** Opening Provided records block **
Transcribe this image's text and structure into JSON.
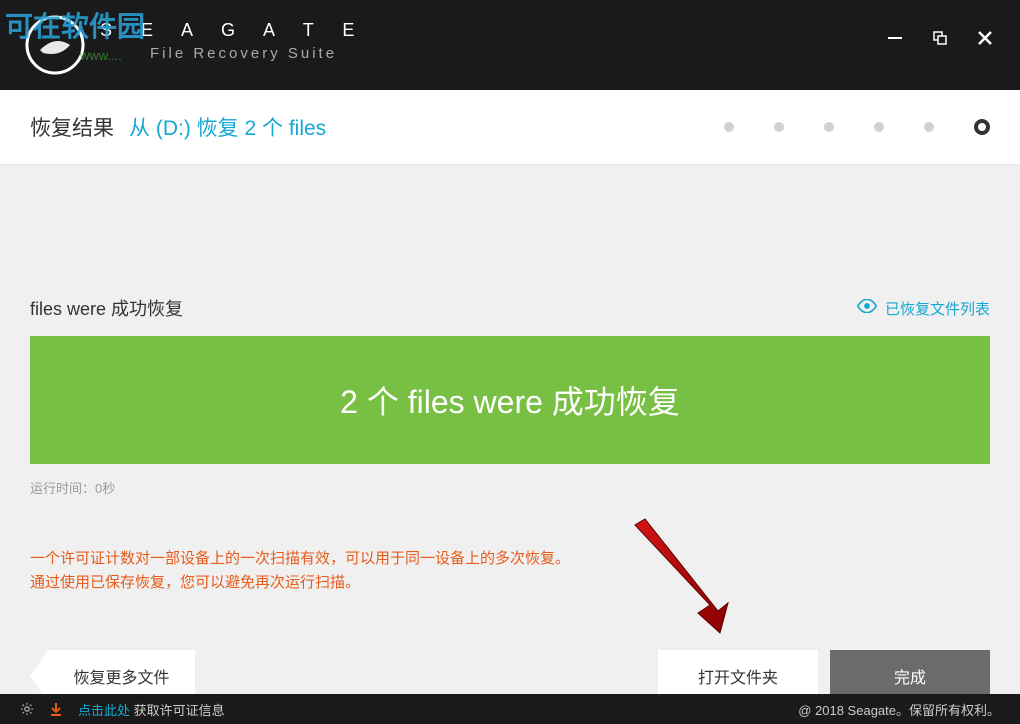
{
  "watermark": {
    "text": "可在软件园",
    "url": "www...."
  },
  "brand": {
    "name": "S E A G A T E",
    "product": "File Recovery Suite"
  },
  "header": {
    "result_label": "恢复结果",
    "drive_info": "从 (D:)  恢复 2 个 files"
  },
  "progress": {
    "total": 6,
    "active": 6
  },
  "main": {
    "section_title": "files were 成功恢复",
    "recovered_list_link": "已恢复文件列表",
    "banner": "2 个 files were 成功恢复",
    "runtime": "运行时间：0秒",
    "license_line1": "一个许可证计数对一部设备上的一次扫描有效，可以用于同一设备上的多次恢复。",
    "license_line2": "通过使用已保存恢复，您可以避免再次运行扫描。"
  },
  "buttons": {
    "back": "恢复更多文件",
    "open": "打开文件夹",
    "done": "完成"
  },
  "footer": {
    "click_here": "点击此处",
    "license_info": " 获取许可证信息",
    "copyright": "@ 2018 Seagate。保留所有权利。"
  },
  "colors": {
    "accent_blue": "#14a8d4",
    "success_green": "#77c043",
    "warning_orange": "#e85b1a",
    "dark_bg": "#1a1a1a"
  }
}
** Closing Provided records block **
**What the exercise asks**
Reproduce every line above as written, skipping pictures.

**Exercise solution**
Transcribe this image's text and structure into JSON.
{
  "watermark": {
    "text": "可在软件园",
    "url": "www...."
  },
  "brand": {
    "name": "S E A G A T E",
    "product": "File Recovery Suite"
  },
  "header": {
    "result_label": "恢复结果",
    "drive_info": "从 (D:)  恢复 2 个 files"
  },
  "progress": {
    "total": 6,
    "active": 6
  },
  "main": {
    "section_title": "files were 成功恢复",
    "recovered_list_link": "已恢复文件列表",
    "banner": "2 个 files were 成功恢复",
    "runtime": "运行时间：0秒",
    "license_line1": "一个许可证计数对一部设备上的一次扫描有效，可以用于同一设备上的多次恢复。",
    "license_line2": "通过使用已保存恢复，您可以避免再次运行扫描。"
  },
  "buttons": {
    "back": "恢复更多文件",
    "open": "打开文件夹",
    "done": "完成"
  },
  "footer": {
    "click_here": "点击此处",
    "license_info": " 获取许可证信息",
    "copyright": "@ 2018 Seagate。保留所有权利。"
  },
  "colors": {
    "accent_blue": "#14a8d4",
    "success_green": "#77c043",
    "warning_orange": "#e85b1a",
    "dark_bg": "#1a1a1a"
  }
}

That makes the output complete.